##### Records

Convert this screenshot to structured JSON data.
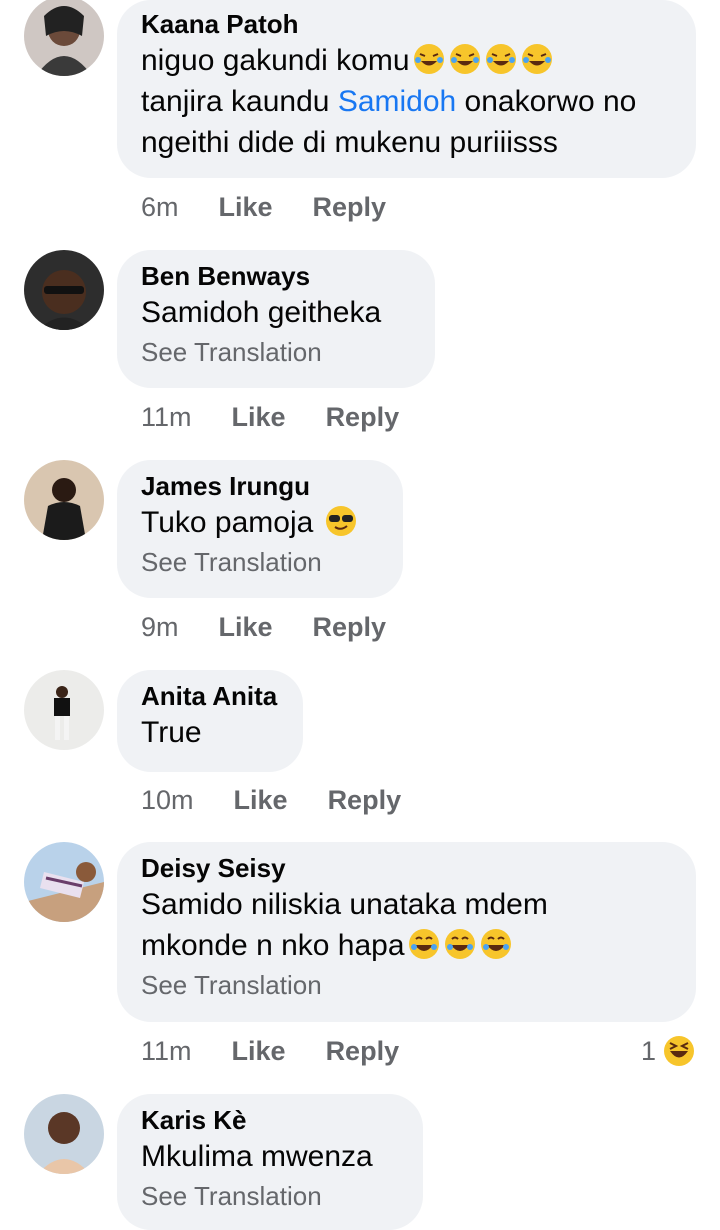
{
  "comments": [
    {
      "author": "Kaana Patoh",
      "text_part1": "niguo gakundi komu",
      "text_part2": "tanjira kaundu ",
      "mention": "Samidoh",
      "text_part3": " onakorwo no",
      "text_part4": "ngeithi dide di mukenu puriiisss",
      "time": "6m",
      "like": "Like",
      "reply": "Reply"
    },
    {
      "author": "Ben Benways",
      "text": "Samidoh geitheka",
      "see_translation": "See Translation",
      "time": "11m",
      "like": "Like",
      "reply": "Reply"
    },
    {
      "author": "James Irungu",
      "text": "Tuko pamoja ",
      "see_translation": "See Translation",
      "time": "9m",
      "like": "Like",
      "reply": "Reply"
    },
    {
      "author": "Anita Anita",
      "text": "True",
      "time": "10m",
      "like": "Like",
      "reply": "Reply"
    },
    {
      "author": "Deisy Seisy",
      "text_line1": "Samido niliskia unataka mdem",
      "text_line2": "mkonde n nko hapa",
      "see_translation": "See Translation",
      "time": "11m",
      "like": "Like",
      "reply": "Reply",
      "reaction_count": "1"
    },
    {
      "author": "Karis Kè",
      "text": "Mkulima mwenza",
      "see_translation": "See Translation"
    }
  ],
  "colors": {
    "bubble": "#f0f2f5",
    "mention": "#1877f2",
    "secondary_text": "#65676b"
  }
}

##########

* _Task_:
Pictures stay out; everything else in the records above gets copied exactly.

* _Solved exercise_:
Convert this screenshot to structured JSON data.
{
  "comments": [
    {
      "author": "Kaana Patoh",
      "text_part1": "niguo gakundi komu",
      "text_part2": "tanjira kaundu ",
      "mention": "Samidoh",
      "text_part3": " onakorwo no",
      "text_part4": "ngeithi dide di mukenu puriiisss",
      "time": "6m",
      "like": "Like",
      "reply": "Reply"
    },
    {
      "author": "Ben Benways",
      "text": "Samidoh geitheka",
      "see_translation": "See Translation",
      "time": "11m",
      "like": "Like",
      "reply": "Reply"
    },
    {
      "author": "James Irungu",
      "text": "Tuko pamoja ",
      "see_translation": "See Translation",
      "time": "9m",
      "like": "Like",
      "reply": "Reply"
    },
    {
      "author": "Anita Anita",
      "text": "True",
      "time": "10m",
      "like": "Like",
      "reply": "Reply"
    },
    {
      "author": "Deisy Seisy",
      "text_line1": "Samido niliskia unataka mdem",
      "text_line2": "mkonde n nko hapa",
      "see_translation": "See Translation",
      "time": "11m",
      "like": "Like",
      "reply": "Reply",
      "reaction_count": "1"
    },
    {
      "author": "Karis Kè",
      "text": "Mkulima mwenza",
      "see_translation": "See Translation"
    }
  ],
  "colors": {
    "bubble": "#f0f2f5",
    "mention": "#1877f2",
    "secondary_text": "#65676b"
  }
}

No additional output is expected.